• [Task item]: In the entries below, spot each line with the word "JSON" and copy it.

• [Data for review]:
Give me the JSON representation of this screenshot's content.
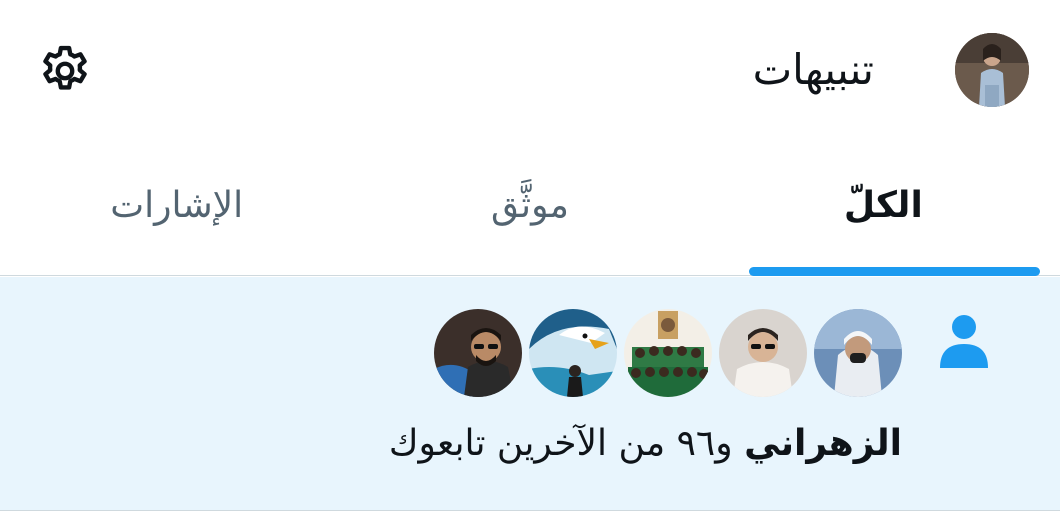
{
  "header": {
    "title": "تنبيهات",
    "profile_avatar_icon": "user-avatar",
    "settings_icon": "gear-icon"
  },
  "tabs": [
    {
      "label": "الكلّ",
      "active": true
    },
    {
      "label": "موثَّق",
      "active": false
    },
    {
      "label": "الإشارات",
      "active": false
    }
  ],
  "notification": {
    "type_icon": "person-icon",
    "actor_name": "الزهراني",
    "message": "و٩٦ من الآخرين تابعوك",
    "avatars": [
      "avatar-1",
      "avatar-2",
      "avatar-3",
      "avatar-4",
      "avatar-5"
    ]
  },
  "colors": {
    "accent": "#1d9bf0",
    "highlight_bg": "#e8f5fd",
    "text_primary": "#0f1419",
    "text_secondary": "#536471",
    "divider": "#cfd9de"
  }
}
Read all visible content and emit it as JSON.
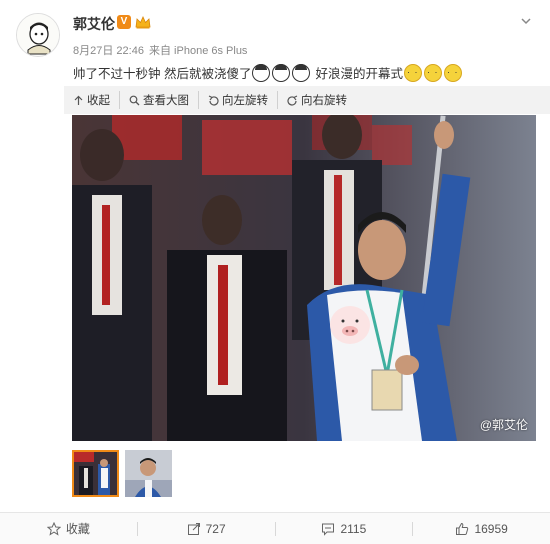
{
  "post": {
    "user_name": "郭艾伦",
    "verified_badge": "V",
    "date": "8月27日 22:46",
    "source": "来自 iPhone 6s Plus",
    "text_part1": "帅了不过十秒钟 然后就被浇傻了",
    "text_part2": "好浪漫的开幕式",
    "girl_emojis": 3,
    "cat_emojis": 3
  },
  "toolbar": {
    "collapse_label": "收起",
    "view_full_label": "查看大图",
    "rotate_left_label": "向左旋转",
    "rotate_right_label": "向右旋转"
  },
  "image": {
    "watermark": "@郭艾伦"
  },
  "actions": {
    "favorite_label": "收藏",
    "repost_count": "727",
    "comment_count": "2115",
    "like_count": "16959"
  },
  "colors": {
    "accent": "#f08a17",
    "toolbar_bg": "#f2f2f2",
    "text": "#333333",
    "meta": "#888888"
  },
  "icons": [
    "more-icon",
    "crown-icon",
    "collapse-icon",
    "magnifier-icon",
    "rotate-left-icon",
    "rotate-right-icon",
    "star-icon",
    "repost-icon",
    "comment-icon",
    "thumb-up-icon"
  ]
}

• [Output]:
Give me the JSON representation of this screenshot's content.
Read all visible content and emit it as JSON.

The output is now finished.